Driving Blind: Long Lost Books and University Crooks
A segment at NPR outlines the fight in Texas to transform the state university system. Governor Perry and private sector elites want to make higher education in the state more affordable and efficient, while a coalition of alumni associations, state legislators, and faculty resist.
It might be dead in the Senate, but I find the legislation to amend the Fair Labor Standards Act of 1938 and allow workers to swap overtime pay for up to four weeks of paid time off per year particularly pernicious. Republicans argue that the bill provides worker flexibility, and that it forbids employer coercion—but I’m still unconvinced that if these changes were to take place workers would have MORE power rather than less.

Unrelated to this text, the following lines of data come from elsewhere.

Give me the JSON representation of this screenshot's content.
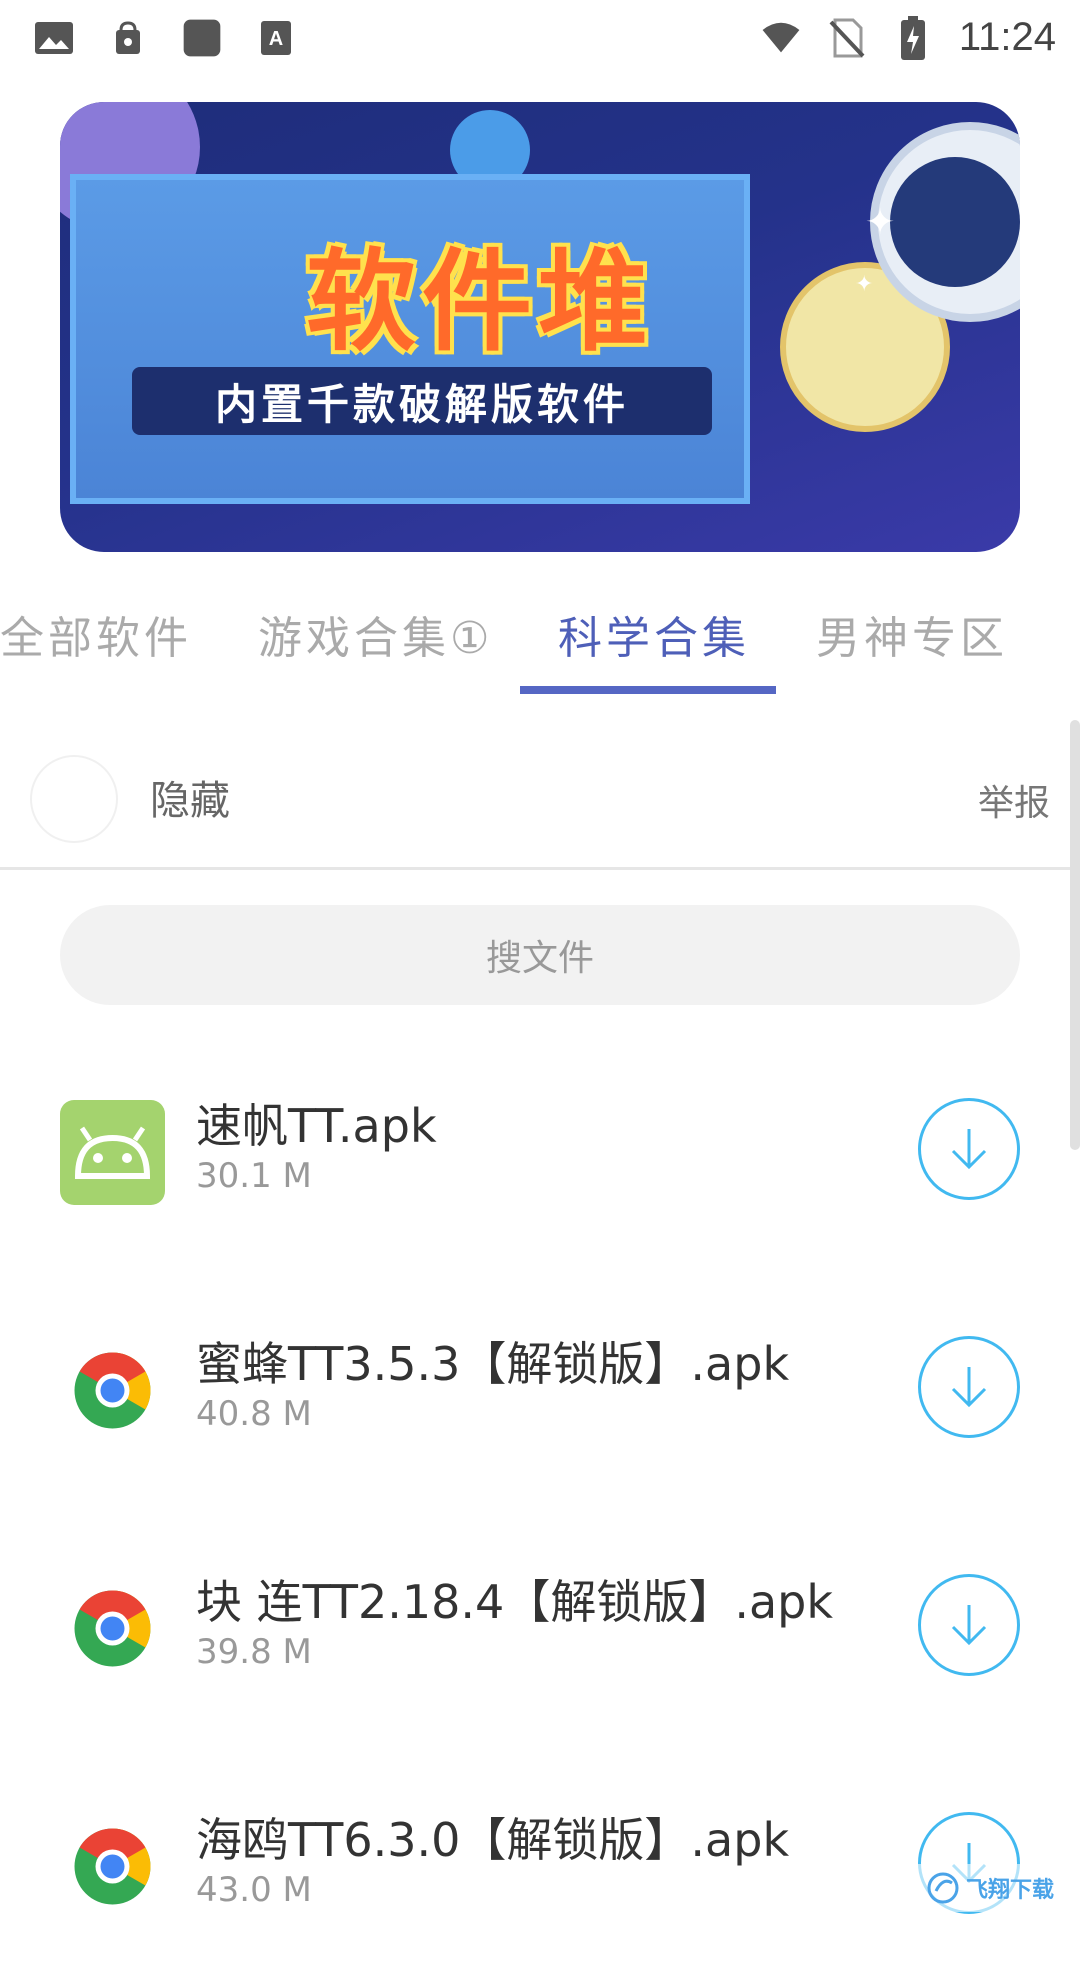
{
  "status_bar": {
    "time": "11:24",
    "left_icons": [
      "image-icon",
      "lock-bag-icon",
      "square-icon",
      "keyboard-a-icon"
    ],
    "right_icons": [
      "wifi-icon",
      "no-sim-icon",
      "battery-charging-icon"
    ]
  },
  "banner": {
    "title": "软件堆",
    "subtitle": "内置千款破解版软件"
  },
  "tabs": [
    {
      "label": "全部软件",
      "active": false
    },
    {
      "label": "游戏合集①",
      "active": false
    },
    {
      "label": "科学合集",
      "active": true
    },
    {
      "label": "男神专区",
      "active": false
    }
  ],
  "hide_row": {
    "label": "隐藏",
    "report": "举报"
  },
  "search": {
    "placeholder": "搜文件"
  },
  "files": [
    {
      "name": "速帆TT.apk",
      "size": "30.1 M",
      "icon": "android-icon"
    },
    {
      "name": "蜜蜂TT3.5.3【解锁版】.apk",
      "size": "40.8 M",
      "icon": "chrome-icon"
    },
    {
      "name": "块 连TT2.18.4【解锁版】.apk",
      "size": "39.8 M",
      "icon": "chrome-icon"
    },
    {
      "name": "海鸥TT6.3.0【解锁版】.apk",
      "size": "43.0 M",
      "icon": "chrome-icon"
    }
  ],
  "watermark": {
    "text": "飞翔下载"
  },
  "colors": {
    "tab_active": "#4e5fb8",
    "tab_inactive": "#aaaaaa",
    "download_accent": "#41b9f0",
    "android_green": "#a4d36e"
  }
}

Ryan Grim reports on how university endowments benefit from investments in Sallie Mae. Why don’t universities just cut out the middleman and start offering their own financing options (rhetorical question: I know a handful of reasons why not).
The Oxford English Dictionary wants help because, well, Alison Flood explains,
“Meanderings of Memory, by one “Nightlark”, is dated to 1852 by the OED, and appears in 51 entries for the dictionary, including “couchward”, “extemporize” and “fringy”. Veronica Hurst, the OED’s principal bibliographer, said its shadowy existence was discovered when a member of staff was working on the entry for “revirginize”, for which Meanderings of Memory is the earliest citation. The quotation taken from the book for the OED is: “Where that cosmetic … Shall e’er revirginize that brow’s abuse.” But Meanderings of Memory could not be traced in any library catalogue or database, so Hurst was contacted; she expected to track the book down within 10 minutes.”
Lawrence Rosen reviews On the Muslim Question by Ann Norton. The verdict? Norton criticizes the clash of civilizations thesis but offers no alternative, “we may avoid the “clash”, but it may come at the cost of an arrangement neither community should be eager to call “civilisation.”
Tim Cushing notes the chilling of relations between EA, one of the largest video game publishers, and gun manufacturers. EA, a company with several military shooter franchises, still plans on using famous guns in its games, but will not longer pay licensing fees.
And finally, Baz Luhrmann’s adaptation of The Great Gatsby opens this weekend. Delayed for a year, and now critically and popularly panned, I’m curious to see just what has everyone so jaded. Perhaps it takes the refined sense of irresponsible indulgence only us millennial can muster to truly appreciate Luhrmann’s anachronistic spectacle. Jesse Fox at Vulture has a great rundown of everything everybody’s saying. My favorite,
“Luhrmann doesn’t just gild the lily, he spray-paints it with glow-in-the-dark sparkles.”